“Vang’s lyrical interventions strike powerful notes of lamentation and rage.”—The New Yorker, Briefly Noted
“Vang memorably reckons with a complex and tragic cultural history.”—Publishers Weekly
“[Mai Der Vang] transform[s] the impersonal and politically and ethically deceitful into a vivid reclamation of the brutal truth.”—Booklist, starred review“Mai Der Vang’s Yellow Rain spoke to a piece of my heart that has yearned for such a work as this to come forth in response to the layered tragedies of our shared history, to establish a record in which our voices cannot be erased, our bodies forgotten, and our names forsaken. . . . An indictment of the highest and most poetic order.”—Kao Kalia Yang
“Mai Der Vang intensifies and innovates documentary poetics in Yellow Rain. It confronts empire's crimes against humanity and the interlocking power of science and military-industrial complex. Yellow Rain is a magnificent textual revolt against historical amnesia.”—Don Mee Choi

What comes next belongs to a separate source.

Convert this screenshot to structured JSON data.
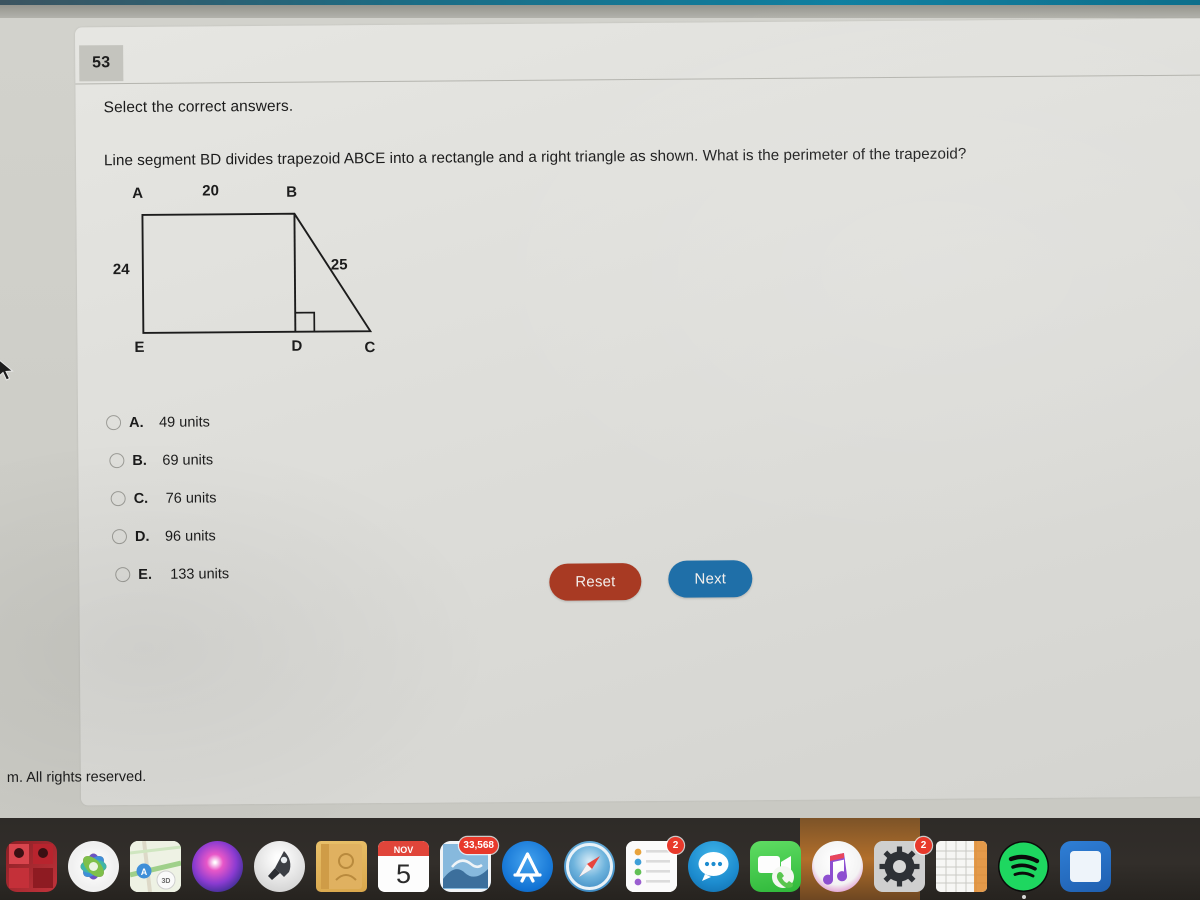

“Writing defiantly against the erasure and dismissal of Hmong experience, Mai Der Vang offers an intense condensation of Hmong knowledge and truth in Yellow Rain. This is an impressive accomplishment that blends poetry, archive, history, and polemic in a bravura effort to assert the being and voice of Hmong people.”—Viet Thanh Nguyen